That's why bullishly predisposed Dow Theorists should be hoping for a market pullback.
Though individual Dow Theorists disagree on the specifics of how to apply the Dow Theory in any particular situation, there is a broad consensus on what it takes to generate a buy signal:
1. Both the Dow Jones Industrial Average and the Dow Jones Transportation Average must undergo a "significant" rally after hitting new lows - "significant" both in terms of time and magnitude. This step has been satisfied by the market's rally from the Dec. 24 lows.
2. Both of these Dow averages must subsequently undergo a "significant" correction of the rally referred to in step #1, and in this correction either one or both of these Dow averages must hold above their previous lows (Dec. 24). We are waiting for this step.
3. Both averages must rise then rise above their highs registered at the top of the rally referred to in step #1.
One of the lesser-appreciated aspects of this three-step process is that, without a "significant" pullback (step #2), a buy signal will never occur.
This is why we concluded last week by stating:
"Overall, the weight of evidence suggests a retest of support at which time portfolios can be re-evaluated."
See you next week.
The Real 401(k) Plan Manager
A Conservative Strategy For Long-Term Investors
There are four steps to allocation changes based on 25% reduction increments. As noted in the chart above, a 100% allocation level is equal to 60% stocks. I never advocate being 100% out of the market as it is far too difficult to reverse course when the market changes from a negative to a positive trend. Emotions keep us from taking the correct action.
Too Far, Too Fast
Over the last couple of weeks, we have watch a sharp rally in stocks as Washington, the Fed, and global central banks have put their best foot forward to provide a "put" underneath stock prices following the rout last year.
That continued to be the case this past week, but now the rally is pushing into exhaustion territory. We continue to recommend taking some action in plans if you haven't done so already. We are going to get a correction; the only question is the timing of it.
- If you are overweight equities, reduce international, emerging market, mid-, and small-capitalization funds on any rally next week. Reduce overall portfolio weights to 75% of your selected allocation target.
- If you are underweight equities, reduce international, emerging market, mid-, and small-capitalization funds on any rally next week but hold everything else for now.
- If you are at target equity allocations, hold for now.
Continue to use rallies to reduce risk towards a target level with which you are comfortable. Remember, this model is not ABSOLUTE - it is just a guide to follow.
Unfortunately, since 401(k) plans don't offer a lot of flexibility and have trading restrictions in many cases, we have to minimize our movement and try and make sure we are catching major turning points.
We want to make sure that we are indeed within a bigger correction cycle before reducing our risk exposure further.
Current 401(k) Allocation Model
The 401(k) plan allocation plan below follows the K.I.S.S. principle.
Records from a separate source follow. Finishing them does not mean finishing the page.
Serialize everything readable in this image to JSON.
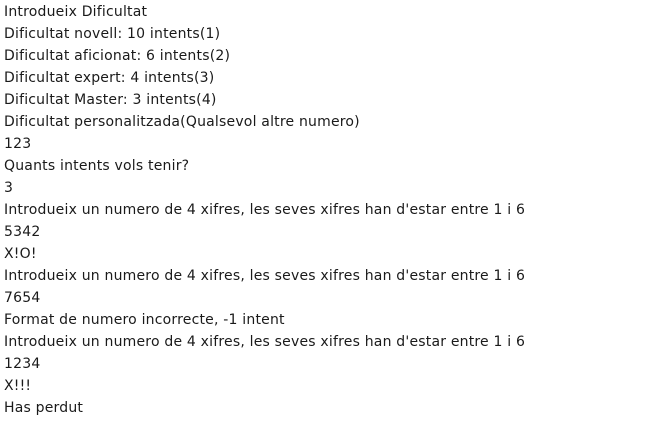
{
  "console": {
    "lines": [
      {
        "name": "prompt-difficulty",
        "text": "Introdueix Dificultat"
      },
      {
        "name": "option-novell",
        "text": "Dificultat novell: 10 intents(1)"
      },
      {
        "name": "option-aficionat",
        "text": "Dificultat aficionat: 6 intents(2)"
      },
      {
        "name": "option-expert",
        "text": "Dificultat expert: 4 intents(3)"
      },
      {
        "name": "option-master",
        "text": "Dificultat Master: 3 intents(4)"
      },
      {
        "name": "option-personalitzada",
        "text": "Dificultat personalitzada(Qualsevol altre numero)"
      },
      {
        "name": "user-input-difficulty",
        "text": "123"
      },
      {
        "name": "prompt-attempts",
        "text": "Quants intents vols tenir?"
      },
      {
        "name": "user-input-attempts",
        "text": "3"
      },
      {
        "name": "prompt-number-1",
        "text": "Introdueix un numero de 4 xifres, les seves xifres han d'estar entre 1 i 6"
      },
      {
        "name": "user-input-guess-1",
        "text": "5342"
      },
      {
        "name": "result-guess-1",
        "text": "X!O!"
      },
      {
        "name": "prompt-number-2",
        "text": "Introdueix un numero de 4 xifres, les seves xifres han d'estar entre 1 i 6"
      },
      {
        "name": "user-input-guess-2",
        "text": "7654"
      },
      {
        "name": "error-format",
        "text": "Format de numero incorrecte, -1 intent"
      },
      {
        "name": "prompt-number-3",
        "text": "Introdueix un numero de 4 xifres, les seves xifres han d'estar entre 1 i 6"
      },
      {
        "name": "user-input-guess-3",
        "text": "1234"
      },
      {
        "name": "result-guess-3",
        "text": "X!!!"
      },
      {
        "name": "game-over-message",
        "text": "Has perdut"
      }
    ]
  }
}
By keeping the allocation extremely simplified, it allows for better control of the allocation and a closer tracking to the benchmark objective over time. (If you want to make it more complicated you can, however, statistics show that simply adding more funds does not increase performance to any great degree).
401(k) Choice Matching List
The list below shows sample 401(k) plan funds for each major category. In reality, the majority of funds all track their indices fairly closely. Therefore, if you don't see your exact fund listed, look for a fund that is similar in nature.
Editor's Note: The summary bullets for this article were chosen by Seeking Alpha editors.